As Ludwig Wittgenstein preached, there is a rhinoceros in the room – the power vacuum ( though, perhaps, it was only informal) in the Baltics has ended with the triumph of NATO. After eventual, possibly hand-twisting, Hungarian and Turkish ratification, Finland and Sweden will be NATO members, leaving Kaliningrad the only permanent entity on the Baltic sea outside of the organisation. The Gulf of Finland separates Saint-Petersburg both territorially and also seasonally, it freezes in winter, blocking access to the sea. Russia never had full dominance in the region, in fact, that is among the country’s biggest historical and geopolitical insecurities – being a landpower, according to Mackinder’s vocabulary. The importance of the change is this obvious and public shift in power – Russia will feel ‘cornered’. And this idea of being ‘cornered’ is a crucial part of Russian propaganda – ‘we were left with no choice’, ‘the whole world is against us’ – are Putin’s main sentiments. And the groundwork for this sentiment to be reciprocated has been in progression since 2014. Kaliningrad became heavily militarized. Previously, as the person from the oblast, you felt no overwhelming military presence. We knew we had a fleet, but it was ‘there’, by the sea. We had the young cadets walk around the city in their impeccably ironed uniform but a 12-year-old boy in a blue uniform with a peaked cap comes across as endearing. In fact, a city, which is so nostalgic about its past, constantly comparing everything to ‘how it used to be in Germany’ and constantly renovates the buildings to ‘make them look as before’, the harmless boys walking around in an article of old fashioned clothing seem to be an organic addition.

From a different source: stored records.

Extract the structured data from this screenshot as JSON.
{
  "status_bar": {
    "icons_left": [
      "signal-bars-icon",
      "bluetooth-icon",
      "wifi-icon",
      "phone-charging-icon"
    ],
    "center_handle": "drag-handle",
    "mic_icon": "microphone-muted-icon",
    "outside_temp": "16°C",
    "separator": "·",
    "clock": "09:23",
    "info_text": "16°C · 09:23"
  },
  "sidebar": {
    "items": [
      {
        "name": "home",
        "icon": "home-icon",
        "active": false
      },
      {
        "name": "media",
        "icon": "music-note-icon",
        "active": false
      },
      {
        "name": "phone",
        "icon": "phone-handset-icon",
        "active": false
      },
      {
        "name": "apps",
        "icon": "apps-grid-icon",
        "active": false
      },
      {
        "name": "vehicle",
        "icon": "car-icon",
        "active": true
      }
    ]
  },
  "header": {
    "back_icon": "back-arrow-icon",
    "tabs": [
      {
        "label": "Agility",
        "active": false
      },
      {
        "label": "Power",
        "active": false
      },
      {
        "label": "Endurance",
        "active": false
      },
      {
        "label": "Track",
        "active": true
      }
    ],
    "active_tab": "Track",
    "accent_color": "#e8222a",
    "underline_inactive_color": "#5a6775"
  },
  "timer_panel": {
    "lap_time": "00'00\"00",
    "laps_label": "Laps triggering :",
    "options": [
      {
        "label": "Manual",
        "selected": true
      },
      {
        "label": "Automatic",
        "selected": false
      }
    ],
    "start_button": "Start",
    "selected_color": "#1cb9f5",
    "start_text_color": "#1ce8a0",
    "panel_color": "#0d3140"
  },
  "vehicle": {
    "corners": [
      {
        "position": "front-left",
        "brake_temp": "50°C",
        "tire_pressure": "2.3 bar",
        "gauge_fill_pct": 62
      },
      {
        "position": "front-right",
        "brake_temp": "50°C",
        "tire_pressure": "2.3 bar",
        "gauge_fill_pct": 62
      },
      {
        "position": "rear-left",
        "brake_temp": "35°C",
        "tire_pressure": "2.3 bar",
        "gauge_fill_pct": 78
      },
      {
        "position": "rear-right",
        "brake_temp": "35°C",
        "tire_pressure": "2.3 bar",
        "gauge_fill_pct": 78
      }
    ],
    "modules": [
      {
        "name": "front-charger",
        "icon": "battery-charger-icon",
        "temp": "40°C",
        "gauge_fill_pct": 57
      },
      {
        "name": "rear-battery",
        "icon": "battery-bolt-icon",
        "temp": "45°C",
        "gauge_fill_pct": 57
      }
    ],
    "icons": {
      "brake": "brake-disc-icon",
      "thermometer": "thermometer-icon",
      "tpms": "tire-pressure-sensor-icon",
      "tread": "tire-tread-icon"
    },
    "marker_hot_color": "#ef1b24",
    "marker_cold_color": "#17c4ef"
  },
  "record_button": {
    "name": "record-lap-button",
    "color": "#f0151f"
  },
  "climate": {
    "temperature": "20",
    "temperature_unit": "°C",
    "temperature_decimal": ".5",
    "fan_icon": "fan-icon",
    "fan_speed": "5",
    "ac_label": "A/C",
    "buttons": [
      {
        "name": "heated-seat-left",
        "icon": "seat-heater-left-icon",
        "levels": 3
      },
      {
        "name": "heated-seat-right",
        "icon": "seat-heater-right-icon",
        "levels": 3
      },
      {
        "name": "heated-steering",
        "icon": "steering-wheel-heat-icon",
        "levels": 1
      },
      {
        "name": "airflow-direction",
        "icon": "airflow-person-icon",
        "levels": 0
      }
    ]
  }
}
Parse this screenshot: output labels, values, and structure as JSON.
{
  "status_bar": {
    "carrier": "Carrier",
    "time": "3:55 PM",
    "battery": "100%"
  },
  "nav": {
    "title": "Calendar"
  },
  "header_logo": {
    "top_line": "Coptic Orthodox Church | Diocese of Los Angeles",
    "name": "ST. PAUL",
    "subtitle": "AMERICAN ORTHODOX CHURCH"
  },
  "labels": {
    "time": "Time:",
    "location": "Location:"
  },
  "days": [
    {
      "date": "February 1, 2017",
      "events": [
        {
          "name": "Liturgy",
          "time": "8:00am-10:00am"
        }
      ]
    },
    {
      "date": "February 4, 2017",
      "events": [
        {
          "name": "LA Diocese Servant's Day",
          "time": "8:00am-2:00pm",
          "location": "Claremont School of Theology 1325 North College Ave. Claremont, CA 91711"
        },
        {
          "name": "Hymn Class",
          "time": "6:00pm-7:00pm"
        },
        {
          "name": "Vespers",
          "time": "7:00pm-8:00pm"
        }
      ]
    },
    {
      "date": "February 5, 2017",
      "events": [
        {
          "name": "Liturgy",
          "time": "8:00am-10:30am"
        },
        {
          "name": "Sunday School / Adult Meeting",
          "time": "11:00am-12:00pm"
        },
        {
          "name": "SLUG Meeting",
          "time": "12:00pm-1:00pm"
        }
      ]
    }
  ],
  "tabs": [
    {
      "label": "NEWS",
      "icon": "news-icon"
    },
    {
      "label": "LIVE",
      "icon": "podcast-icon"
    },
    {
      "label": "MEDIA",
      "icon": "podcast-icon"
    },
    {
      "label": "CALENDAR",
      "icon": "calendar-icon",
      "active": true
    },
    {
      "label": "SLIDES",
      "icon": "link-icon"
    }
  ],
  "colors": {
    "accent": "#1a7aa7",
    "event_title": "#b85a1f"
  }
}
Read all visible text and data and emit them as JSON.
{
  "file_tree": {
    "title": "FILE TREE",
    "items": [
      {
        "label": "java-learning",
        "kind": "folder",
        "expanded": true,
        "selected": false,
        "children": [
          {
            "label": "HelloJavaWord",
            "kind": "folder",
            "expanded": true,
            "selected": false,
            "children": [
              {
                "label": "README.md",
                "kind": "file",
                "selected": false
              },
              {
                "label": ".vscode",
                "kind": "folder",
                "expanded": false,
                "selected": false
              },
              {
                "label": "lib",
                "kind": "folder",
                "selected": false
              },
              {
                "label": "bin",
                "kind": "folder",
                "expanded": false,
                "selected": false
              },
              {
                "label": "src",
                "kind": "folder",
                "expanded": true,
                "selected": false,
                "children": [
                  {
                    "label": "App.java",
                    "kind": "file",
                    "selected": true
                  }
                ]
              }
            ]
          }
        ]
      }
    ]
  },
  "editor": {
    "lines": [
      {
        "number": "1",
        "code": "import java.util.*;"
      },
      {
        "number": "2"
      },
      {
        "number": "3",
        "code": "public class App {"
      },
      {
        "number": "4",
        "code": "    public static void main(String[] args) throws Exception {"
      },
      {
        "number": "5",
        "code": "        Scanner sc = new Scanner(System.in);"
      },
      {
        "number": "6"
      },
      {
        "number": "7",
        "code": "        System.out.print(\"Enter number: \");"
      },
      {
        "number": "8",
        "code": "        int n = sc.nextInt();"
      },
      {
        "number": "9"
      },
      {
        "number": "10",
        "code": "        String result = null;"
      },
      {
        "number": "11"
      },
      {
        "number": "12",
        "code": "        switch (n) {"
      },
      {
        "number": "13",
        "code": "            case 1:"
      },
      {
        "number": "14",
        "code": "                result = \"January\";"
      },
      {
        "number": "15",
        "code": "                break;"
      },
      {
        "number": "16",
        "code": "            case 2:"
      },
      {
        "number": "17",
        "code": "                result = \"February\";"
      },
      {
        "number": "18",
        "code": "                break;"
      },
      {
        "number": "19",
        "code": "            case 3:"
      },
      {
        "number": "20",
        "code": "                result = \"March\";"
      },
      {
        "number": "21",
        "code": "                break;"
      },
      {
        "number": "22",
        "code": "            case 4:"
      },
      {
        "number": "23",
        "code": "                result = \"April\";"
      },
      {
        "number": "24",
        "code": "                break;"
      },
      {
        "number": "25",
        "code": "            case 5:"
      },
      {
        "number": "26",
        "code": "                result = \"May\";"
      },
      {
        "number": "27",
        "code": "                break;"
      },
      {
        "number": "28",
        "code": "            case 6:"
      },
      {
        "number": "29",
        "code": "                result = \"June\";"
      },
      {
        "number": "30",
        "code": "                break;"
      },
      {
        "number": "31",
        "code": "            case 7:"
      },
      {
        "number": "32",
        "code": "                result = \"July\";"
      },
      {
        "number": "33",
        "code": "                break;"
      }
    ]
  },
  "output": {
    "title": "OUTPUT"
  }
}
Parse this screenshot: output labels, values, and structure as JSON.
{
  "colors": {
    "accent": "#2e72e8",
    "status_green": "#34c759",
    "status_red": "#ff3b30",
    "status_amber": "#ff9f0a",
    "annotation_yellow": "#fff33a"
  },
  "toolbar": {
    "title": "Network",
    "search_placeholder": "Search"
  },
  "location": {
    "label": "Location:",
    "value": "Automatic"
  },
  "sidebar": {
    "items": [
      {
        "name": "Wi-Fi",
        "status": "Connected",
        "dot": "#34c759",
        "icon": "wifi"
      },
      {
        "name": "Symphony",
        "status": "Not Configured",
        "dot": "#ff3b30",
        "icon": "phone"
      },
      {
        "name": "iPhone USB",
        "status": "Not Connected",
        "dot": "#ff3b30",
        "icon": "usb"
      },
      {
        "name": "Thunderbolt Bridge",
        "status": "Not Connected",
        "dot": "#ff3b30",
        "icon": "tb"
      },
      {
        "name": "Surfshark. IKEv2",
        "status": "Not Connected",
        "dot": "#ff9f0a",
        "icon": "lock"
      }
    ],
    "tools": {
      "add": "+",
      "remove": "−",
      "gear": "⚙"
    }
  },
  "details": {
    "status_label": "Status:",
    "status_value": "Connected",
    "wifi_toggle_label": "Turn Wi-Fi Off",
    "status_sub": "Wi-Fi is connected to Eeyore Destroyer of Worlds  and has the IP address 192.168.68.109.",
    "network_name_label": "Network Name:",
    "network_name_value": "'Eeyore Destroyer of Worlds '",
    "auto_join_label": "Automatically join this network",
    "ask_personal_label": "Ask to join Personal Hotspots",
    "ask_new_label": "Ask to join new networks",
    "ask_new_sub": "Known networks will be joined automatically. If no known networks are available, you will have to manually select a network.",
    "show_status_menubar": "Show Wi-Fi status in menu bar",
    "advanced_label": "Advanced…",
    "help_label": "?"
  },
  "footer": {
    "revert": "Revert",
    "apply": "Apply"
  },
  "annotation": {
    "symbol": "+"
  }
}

But in the post-Krimea Kaliningrad, streets are filled with soldiers. At first, it was unsettling but one gets used to it. Moreover, in an economically strangled region, the military is arguably the only social lift at one’s exposal. I attempted to gather some statistics about unemployment but governmental sources vary greatly, around 37000[1] unemployed is the most recurring number. According to this source, 5.2% [2] in the 2nd quarter of 2020 were unemployed, and the number was only bound to grow after the war. The dearth of job opportunities is an unescapable talk in elevators, taxis and bars. The military provides jobs, thus its presence breeds content. This content is further reinforced by propaganda. Propaganda’s effect is greater now than ever. The idea of the EU being evil is likelier to succeed when there is no access to the EU. Prior to COVID and war, one would wait two-three, sometimes five hours, to cross the border. No matter the wait, people would go and see for themselves that, in fact, Europe is not evil. It is a place with better food, better clothes, better roads, better concerts and people, who smile. That image is no longer in place. It is been three years since the public had access to travelling. So the overwhelming support in favour of being part of the ‘collective West’ will have to be manufactured.

Russia is infamous for not letting its territories go, so expecting a referendum or the possibility of a ‘way out’ for Kaliningrad is out of the question. Unless there is an active campaign offering Kaliningraders an opportunity to join the European community, it will not cross the mind of the oblast. Accordingly, NATO’s dominance in the Baltics will not be decisive in the future of the region. My guess would be that on the contrary, it could provoke Kremlin’s more draconian policies and propaganda narrative, decreasing the chances of independence.

The short and most correct answer to Kaliningrad’s future is: there is no knowing, too many factors will have a say. One thing is certain, however, Kaliningrad’s future will be an interesting one to follow.